Analytics at Spotify
At the heart of Spotify lives a massive and growing data-set. Most data is user-centric and allows us to provide music recommendations, choose the next song you hear on radio and many other things. We do our best to base every decision, programmatic and managerial, on data and this extends into the culture.
At my previous job, I developed software for Ad Agencies in the Digital Asset Management space, so you can say I was relatively new to “Big Data” as it were. New engineers at Spotify will notice that the culture has a way of engulfing you in a data-driven mindset. After working at Spotify for only a few months, I was talking about term weighting and signing up for internal courses on the R programming language.
I also participated in a hackathon where I developed a Spotify App code-named Genderify that tapped into our massive data-set to determine exactly how “manly” a playlist is. It was mostly a joke, but utilized listening data to provide an accurate statistical map of a playlist and displayed a result of 0-100, 100 representing an extreme edge case where a person registered as female had never listened to any tracks on your playlist.
Our Analytics Pipeline powers far more than satirical apps. It allows us to recognize trends, discover bugs, and analyze the effect of an event on a user and the entire ecosystem.
Internally, everyone (not just engineers) has access to three tools: Dashboards, Data Warehouse, and Luigi. Dashboards provides an interface similar to Google Analytics and allows users to create their own custom screens containing data they are interested in from our pipeline. For instance, we have dashboards that show us user growth in particular regions, or user engagement, or even the number of emails we deliver.
Data Warehouse is a more complex system that allows you to access our data-set directly. You can query the data, create map/reduce jobs using Hive, and even create mini data pipelines if that’s the kind of thing you’re into. For more complex operations, we have Luigi at our disposal, governing a zoo of Python, Pig and other animals which can be made to talk to any storage systems, run machine learning algorithms and even provide daily reports.
So what do we do with all this data? Pretty much everything. An example of an entirely data-driven decision would be our choice of a music recommendation algorithm that powers Spotify Radio.
Most of our recurring data is added to our analytics pipeline by a set of daemons that constantly parse the syslog on production machines looking for messages we have defined along with the associated data for each message. Matching data is compressed and periodically synced to HDFS. Typically data is available in our Data Warehouse and Dashboards within 24 hours, but in some cases data is available within a few hours or even instantly through tools like Storm.
So all this sounds… complicated. And I assure you, to build a pipeline and infrastructure like we have, it is. But to make use of it is actually really easy. Engineers can easily add data to our analytics pipeline by adding a new message to our log parser and simply logging information to syslog using the correct format.
Becoming Data Driven
My experience at Spotify is a perfect example of how simple this is and shows how any engineer can make a meaningful impact.
Shortly after joining Spotify, we decided as a company that we wanted to send users emails telling them if their friends joined and if new songs were added to a playlist they subscribed to. The hypothesis we wanted to test was that sending these emails would have a positive impact on user engagement and help more users to come back to using the app more often.
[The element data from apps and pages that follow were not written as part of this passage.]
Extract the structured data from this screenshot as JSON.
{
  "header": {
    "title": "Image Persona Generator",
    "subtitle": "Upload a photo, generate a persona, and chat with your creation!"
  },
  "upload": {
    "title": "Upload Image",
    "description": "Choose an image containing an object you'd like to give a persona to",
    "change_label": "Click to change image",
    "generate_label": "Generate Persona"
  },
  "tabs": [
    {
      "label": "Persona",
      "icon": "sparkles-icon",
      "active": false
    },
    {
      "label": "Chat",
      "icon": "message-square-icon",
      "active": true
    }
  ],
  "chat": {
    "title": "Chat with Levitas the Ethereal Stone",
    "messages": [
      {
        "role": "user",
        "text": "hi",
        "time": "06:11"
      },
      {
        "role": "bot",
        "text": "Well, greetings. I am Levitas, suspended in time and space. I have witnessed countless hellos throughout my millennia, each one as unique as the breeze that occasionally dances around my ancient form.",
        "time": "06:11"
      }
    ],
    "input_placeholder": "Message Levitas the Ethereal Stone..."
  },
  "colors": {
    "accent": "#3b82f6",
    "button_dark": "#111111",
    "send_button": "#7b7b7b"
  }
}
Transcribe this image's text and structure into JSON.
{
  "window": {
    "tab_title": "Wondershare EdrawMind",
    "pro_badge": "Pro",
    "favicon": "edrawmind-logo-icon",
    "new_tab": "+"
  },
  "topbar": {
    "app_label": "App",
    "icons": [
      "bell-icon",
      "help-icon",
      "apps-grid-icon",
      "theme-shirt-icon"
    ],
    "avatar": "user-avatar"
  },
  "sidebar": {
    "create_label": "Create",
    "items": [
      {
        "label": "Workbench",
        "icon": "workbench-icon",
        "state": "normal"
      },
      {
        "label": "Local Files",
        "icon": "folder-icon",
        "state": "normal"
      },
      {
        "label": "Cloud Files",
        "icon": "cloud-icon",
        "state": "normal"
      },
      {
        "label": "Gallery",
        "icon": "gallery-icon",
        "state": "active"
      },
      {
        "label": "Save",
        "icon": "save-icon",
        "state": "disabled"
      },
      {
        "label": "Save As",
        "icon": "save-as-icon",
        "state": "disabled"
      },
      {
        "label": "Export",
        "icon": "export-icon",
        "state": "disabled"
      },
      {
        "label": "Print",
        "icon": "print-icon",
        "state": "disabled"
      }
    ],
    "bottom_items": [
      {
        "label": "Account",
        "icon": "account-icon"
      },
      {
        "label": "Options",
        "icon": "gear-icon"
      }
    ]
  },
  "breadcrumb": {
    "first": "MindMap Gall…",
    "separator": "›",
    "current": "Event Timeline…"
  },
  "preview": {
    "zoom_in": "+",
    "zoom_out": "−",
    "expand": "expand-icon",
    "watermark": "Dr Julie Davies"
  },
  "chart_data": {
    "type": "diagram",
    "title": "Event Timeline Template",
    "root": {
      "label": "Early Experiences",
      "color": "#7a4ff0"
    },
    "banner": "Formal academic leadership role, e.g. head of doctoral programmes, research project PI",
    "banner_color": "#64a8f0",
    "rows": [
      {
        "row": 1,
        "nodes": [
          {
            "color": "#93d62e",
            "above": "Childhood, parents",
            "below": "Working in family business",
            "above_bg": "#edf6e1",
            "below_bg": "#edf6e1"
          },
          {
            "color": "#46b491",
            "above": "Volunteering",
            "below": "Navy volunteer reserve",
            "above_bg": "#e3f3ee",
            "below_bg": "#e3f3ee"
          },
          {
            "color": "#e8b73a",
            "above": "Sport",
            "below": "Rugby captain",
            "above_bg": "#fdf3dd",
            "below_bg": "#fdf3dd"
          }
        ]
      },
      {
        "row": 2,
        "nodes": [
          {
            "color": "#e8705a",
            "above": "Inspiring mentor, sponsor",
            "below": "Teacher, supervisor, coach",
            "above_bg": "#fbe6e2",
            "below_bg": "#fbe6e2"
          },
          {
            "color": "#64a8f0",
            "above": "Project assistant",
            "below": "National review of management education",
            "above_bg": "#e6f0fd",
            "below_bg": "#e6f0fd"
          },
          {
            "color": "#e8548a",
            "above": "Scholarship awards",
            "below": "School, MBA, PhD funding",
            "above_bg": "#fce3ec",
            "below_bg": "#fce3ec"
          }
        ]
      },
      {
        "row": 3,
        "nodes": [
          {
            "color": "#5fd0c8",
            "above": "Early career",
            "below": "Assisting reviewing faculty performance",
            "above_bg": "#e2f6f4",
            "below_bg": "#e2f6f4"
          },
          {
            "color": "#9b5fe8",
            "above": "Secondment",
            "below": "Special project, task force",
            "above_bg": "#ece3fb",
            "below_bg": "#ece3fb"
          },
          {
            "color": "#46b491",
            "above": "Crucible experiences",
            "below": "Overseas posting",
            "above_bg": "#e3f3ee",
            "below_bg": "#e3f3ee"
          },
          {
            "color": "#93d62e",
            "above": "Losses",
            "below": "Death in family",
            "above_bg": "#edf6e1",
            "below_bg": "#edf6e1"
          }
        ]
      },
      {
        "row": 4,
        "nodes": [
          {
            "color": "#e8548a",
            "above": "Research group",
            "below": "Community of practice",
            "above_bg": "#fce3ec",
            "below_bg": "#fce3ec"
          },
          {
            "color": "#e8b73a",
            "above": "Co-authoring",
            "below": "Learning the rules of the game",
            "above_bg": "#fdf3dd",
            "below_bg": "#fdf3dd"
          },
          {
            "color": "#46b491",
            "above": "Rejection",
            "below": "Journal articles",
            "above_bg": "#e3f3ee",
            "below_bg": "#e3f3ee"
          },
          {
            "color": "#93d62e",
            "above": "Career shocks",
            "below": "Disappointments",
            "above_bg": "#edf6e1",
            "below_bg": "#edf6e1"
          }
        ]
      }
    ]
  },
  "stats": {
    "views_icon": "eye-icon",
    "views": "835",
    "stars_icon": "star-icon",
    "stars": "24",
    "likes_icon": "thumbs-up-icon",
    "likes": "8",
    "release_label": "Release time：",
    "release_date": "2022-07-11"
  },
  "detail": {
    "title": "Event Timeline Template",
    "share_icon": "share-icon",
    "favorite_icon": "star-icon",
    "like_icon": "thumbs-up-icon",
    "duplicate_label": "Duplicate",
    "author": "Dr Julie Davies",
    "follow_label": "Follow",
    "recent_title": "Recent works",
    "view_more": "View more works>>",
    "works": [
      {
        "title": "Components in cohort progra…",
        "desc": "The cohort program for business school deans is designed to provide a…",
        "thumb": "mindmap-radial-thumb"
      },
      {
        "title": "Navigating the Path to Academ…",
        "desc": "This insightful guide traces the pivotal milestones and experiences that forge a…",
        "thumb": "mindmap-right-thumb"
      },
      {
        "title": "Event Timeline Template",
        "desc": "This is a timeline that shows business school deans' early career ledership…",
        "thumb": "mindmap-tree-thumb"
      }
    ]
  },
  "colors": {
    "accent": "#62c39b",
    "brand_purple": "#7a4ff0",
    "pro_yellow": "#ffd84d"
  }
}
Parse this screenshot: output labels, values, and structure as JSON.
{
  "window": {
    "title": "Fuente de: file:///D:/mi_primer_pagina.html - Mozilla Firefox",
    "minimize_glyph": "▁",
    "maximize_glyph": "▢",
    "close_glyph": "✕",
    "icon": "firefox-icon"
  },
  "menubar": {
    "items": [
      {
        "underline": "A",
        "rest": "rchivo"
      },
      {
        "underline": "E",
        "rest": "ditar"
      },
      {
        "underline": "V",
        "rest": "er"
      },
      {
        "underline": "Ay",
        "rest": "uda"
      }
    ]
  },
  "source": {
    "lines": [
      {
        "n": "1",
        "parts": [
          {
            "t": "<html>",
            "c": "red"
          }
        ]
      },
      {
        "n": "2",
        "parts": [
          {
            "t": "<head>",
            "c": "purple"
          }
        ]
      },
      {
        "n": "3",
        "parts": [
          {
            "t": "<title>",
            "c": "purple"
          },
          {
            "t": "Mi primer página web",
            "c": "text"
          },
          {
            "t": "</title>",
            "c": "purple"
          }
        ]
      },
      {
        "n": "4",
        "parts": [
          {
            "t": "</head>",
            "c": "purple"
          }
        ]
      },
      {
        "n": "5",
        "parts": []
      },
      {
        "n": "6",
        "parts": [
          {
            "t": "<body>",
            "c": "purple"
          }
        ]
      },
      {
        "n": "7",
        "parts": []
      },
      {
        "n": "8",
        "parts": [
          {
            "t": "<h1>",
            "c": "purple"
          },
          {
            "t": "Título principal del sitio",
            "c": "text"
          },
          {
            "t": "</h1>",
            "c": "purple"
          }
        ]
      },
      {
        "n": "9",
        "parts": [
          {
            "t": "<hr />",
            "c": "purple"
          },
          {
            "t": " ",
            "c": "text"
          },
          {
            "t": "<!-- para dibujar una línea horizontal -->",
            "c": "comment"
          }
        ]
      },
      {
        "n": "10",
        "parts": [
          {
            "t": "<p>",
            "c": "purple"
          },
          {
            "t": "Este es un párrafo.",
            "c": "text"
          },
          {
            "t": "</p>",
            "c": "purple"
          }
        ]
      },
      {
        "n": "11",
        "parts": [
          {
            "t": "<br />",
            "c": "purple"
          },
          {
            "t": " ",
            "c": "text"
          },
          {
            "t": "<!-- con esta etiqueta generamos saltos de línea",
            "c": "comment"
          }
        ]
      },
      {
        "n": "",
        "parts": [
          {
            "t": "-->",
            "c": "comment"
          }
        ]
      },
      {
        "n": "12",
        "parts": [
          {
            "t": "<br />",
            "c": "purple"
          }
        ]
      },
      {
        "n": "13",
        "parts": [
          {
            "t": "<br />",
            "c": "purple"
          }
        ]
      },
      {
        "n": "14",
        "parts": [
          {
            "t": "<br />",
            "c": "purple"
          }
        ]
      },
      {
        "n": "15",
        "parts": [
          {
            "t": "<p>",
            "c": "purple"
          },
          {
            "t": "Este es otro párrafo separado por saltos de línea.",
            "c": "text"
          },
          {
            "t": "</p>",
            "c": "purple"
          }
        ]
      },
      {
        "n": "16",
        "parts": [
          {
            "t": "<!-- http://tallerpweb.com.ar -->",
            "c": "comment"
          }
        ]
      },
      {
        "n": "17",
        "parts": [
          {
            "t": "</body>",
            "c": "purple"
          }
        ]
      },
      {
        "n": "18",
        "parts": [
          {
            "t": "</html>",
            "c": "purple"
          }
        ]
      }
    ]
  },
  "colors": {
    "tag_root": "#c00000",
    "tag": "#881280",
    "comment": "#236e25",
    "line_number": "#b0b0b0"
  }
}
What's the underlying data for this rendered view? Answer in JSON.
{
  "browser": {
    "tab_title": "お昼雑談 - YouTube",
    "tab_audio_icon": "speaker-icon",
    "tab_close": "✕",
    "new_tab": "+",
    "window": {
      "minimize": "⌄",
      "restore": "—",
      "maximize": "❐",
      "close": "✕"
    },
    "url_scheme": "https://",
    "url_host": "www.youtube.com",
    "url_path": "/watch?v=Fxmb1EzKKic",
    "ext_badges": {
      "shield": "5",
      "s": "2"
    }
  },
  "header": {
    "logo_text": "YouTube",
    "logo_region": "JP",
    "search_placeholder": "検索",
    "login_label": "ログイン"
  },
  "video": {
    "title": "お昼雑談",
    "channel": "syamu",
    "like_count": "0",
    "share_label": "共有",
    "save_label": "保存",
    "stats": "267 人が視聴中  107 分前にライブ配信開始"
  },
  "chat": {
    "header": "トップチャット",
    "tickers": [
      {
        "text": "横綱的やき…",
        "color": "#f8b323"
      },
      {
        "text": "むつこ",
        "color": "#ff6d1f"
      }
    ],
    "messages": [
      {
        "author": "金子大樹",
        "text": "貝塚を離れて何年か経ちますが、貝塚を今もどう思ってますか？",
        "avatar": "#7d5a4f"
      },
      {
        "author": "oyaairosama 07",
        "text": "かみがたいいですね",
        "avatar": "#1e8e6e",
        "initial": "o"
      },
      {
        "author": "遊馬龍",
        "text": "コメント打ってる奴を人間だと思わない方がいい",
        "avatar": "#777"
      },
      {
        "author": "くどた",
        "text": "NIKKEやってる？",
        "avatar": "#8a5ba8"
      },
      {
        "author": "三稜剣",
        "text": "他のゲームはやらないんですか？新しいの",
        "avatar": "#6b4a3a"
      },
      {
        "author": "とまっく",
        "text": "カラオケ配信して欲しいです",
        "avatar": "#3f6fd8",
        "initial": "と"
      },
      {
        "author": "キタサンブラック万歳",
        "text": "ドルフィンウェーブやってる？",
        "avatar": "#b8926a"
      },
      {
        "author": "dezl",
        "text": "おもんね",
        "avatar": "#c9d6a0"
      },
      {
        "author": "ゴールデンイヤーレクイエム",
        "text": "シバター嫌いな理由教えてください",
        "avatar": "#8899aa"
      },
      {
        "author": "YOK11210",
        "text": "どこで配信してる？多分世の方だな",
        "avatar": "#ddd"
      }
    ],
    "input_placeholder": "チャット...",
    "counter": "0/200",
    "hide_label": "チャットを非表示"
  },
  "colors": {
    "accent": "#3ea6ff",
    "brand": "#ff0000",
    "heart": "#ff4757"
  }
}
So… we needed a transactional email system. I took this project on as an opportunity to learn Python. With the help of a few other engineers, we built a fairly simple system that had the ability to deliver a lot of emails and also provided a way for people to create new email templates and A/B test different versions of an email template.
Within a few weeks we knew which email templates worked best and, more importantly, we could see the impact these email campaigns had on our users. We could clearly see that these emails were having a positive effect on user engagement.
So, how did we know the effect these emails had on users?
This backend system for sending emails would simply log a message every time an email was sent with the fields (username, timestamp, email-campaign, campaign-version).
Once this data made its way into HDFS, we had all the data we needed to determine the best performing email template for a campaign and we could track the effect a single email had on a user’s experience. We were able to see if an email had any effect on your listening habits, your account status and so on.
Powerful stuff. This data is very much still in use today.
Remove Bias, Acquire Data
Spotify strives to be entirely data driven. We are a company full of ambitious, highly intelligent, and highly opinionated people and yet as often as possible decisions are made using data. Decisions that cannot be made by data alone are meticulously tracked and fed back into the system so future decisions can be based off of it.
How fantastic is that? Sounds robotic, but humans cannot be trusted so it’s cool.
So the conclusion is to rely on data whenever possible. Don’t have enough data? Get more. Make data the most important asset you have because it is the only reliable decision maker that can scale your company.